What you will do: Report each line of the records below that uses the word "title".

Available records:

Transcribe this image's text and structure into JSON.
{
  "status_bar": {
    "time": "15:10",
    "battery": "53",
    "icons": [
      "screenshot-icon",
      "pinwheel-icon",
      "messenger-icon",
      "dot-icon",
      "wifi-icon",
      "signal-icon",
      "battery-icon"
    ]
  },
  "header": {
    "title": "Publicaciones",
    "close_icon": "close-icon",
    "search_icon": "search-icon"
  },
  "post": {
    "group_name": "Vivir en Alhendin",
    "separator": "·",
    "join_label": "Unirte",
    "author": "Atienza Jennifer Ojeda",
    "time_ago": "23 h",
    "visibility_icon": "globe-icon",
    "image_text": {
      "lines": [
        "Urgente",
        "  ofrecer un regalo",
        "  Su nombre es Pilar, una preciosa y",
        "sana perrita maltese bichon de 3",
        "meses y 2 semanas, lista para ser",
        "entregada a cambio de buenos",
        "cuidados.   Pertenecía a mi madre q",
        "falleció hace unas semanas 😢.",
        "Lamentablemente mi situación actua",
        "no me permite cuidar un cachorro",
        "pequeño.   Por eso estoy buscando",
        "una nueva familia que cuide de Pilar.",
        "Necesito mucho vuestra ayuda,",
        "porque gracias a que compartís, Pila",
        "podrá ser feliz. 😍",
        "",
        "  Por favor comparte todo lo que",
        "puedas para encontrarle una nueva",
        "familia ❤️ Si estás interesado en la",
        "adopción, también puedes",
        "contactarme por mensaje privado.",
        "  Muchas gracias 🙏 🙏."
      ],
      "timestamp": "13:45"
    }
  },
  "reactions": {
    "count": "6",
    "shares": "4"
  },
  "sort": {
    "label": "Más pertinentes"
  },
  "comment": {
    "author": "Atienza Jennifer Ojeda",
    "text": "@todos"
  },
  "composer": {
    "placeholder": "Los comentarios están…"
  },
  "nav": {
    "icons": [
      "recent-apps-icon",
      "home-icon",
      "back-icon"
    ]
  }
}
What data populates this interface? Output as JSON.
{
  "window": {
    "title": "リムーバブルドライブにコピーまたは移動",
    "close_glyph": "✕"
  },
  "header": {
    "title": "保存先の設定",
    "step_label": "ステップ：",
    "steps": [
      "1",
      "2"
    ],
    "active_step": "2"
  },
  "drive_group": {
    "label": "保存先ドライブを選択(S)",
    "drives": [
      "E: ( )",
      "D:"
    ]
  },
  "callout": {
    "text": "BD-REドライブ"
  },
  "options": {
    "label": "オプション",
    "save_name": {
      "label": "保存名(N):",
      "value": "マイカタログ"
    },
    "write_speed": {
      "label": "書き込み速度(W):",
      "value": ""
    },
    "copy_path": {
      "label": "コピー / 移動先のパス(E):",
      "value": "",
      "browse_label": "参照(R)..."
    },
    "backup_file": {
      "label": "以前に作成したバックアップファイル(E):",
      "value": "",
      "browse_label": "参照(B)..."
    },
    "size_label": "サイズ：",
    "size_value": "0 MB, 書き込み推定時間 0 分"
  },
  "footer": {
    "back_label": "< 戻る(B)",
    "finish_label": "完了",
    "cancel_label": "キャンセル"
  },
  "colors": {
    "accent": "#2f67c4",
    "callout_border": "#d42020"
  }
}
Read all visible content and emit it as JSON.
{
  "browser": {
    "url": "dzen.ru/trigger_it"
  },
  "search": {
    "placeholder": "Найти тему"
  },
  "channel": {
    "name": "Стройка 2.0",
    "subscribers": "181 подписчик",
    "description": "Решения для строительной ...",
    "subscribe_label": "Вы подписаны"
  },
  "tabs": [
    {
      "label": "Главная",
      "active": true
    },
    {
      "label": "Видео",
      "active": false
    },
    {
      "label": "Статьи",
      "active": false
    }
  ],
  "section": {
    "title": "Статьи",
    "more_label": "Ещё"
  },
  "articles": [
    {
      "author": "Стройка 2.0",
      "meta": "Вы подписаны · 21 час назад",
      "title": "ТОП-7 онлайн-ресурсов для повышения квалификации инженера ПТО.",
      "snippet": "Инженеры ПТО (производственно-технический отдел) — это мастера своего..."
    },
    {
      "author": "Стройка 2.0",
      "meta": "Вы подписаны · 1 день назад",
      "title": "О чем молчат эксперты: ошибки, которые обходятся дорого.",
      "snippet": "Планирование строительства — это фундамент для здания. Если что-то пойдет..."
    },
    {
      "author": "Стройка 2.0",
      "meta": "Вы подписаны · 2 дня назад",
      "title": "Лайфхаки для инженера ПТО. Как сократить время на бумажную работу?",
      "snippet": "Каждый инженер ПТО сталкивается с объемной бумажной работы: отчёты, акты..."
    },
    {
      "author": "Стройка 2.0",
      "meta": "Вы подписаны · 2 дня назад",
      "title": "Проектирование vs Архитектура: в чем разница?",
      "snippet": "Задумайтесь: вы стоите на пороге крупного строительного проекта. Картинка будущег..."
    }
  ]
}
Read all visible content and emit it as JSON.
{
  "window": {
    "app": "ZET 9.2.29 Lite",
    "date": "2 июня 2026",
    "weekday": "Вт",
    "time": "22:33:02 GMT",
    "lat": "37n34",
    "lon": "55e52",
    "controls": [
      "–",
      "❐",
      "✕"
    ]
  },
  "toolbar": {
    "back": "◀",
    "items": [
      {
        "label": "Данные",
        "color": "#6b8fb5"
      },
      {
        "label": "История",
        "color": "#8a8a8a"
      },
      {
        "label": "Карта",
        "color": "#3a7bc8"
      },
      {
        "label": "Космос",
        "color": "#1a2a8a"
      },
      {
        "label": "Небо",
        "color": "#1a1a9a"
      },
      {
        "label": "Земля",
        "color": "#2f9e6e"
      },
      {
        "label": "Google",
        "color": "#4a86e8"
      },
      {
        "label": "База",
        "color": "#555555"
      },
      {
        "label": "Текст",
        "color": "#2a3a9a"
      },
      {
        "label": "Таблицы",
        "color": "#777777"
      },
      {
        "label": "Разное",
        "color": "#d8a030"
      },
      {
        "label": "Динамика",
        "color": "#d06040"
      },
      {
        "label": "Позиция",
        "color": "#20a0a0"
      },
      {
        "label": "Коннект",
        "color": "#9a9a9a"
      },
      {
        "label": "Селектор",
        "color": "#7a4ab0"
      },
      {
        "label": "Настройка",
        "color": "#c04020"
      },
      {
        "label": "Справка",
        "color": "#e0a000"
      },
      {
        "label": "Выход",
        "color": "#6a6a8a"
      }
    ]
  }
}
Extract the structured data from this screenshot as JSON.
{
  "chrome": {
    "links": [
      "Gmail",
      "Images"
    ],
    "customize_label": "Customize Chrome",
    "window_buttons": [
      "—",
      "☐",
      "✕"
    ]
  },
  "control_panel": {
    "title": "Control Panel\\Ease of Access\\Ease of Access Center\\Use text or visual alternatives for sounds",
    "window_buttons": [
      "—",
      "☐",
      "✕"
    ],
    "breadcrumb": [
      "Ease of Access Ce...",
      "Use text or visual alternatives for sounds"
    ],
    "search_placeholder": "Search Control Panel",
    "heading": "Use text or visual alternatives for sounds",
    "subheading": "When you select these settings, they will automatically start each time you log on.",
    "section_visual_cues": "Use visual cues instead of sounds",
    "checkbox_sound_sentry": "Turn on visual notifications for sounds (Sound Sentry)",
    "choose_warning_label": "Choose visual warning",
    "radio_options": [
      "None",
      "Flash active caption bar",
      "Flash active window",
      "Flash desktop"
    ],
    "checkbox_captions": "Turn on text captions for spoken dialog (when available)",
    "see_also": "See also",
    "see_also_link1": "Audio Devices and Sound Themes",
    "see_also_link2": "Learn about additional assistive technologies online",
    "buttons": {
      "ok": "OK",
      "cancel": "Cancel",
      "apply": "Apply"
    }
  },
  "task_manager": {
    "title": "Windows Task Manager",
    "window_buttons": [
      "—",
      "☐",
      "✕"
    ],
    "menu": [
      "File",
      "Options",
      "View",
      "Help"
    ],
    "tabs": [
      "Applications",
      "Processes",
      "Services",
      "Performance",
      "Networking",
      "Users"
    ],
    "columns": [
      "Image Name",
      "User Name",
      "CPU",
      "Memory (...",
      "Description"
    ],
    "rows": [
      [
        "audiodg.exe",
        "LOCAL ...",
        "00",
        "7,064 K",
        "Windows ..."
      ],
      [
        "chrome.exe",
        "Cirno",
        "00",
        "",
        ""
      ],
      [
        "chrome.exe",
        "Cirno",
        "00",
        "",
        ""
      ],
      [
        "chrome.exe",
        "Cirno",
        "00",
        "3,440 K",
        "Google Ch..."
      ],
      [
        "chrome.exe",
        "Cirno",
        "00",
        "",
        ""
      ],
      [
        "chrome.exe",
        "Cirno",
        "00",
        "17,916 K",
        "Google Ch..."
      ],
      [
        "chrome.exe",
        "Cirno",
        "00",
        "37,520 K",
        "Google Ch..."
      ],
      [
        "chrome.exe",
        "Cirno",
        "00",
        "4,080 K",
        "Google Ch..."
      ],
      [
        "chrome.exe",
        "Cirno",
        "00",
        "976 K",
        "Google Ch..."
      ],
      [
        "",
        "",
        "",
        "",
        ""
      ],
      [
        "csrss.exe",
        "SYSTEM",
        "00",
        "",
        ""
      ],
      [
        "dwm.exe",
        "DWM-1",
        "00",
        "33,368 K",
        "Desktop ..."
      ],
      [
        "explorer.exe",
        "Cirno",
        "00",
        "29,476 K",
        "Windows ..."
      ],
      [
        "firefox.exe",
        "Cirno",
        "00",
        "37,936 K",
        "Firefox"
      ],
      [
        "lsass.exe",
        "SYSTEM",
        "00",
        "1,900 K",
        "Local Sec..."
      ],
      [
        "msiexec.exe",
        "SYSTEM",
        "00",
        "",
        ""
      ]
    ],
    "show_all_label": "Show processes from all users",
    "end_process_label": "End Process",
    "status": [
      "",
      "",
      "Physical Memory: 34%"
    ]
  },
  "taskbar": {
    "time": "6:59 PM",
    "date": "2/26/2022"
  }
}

Answer to this task:
    "title": "Publicaciones",
    "title": "リムーバブルドライブにコピーまたは移動",
    "title": "保存先の設定",
    "title": "Статьи",
      "title": "ТОП-7 онлайн-ресурсов для повышения квалификации инженера ПТО.",
      "title": "О чем молчат эксперты: ошибки, которые обходятся дорого.",
      "title": "Лайфхаки для инженера ПТО. Как сократить время на бумажную работу?",
      "title": "Проектирование vs Архитектура: в чем разница?",
    "title": "Control Panel\\Ease of Access\\Ease of Access Center\\Use text or visual alternatives for sounds",
    "title": "Windows Task Manager",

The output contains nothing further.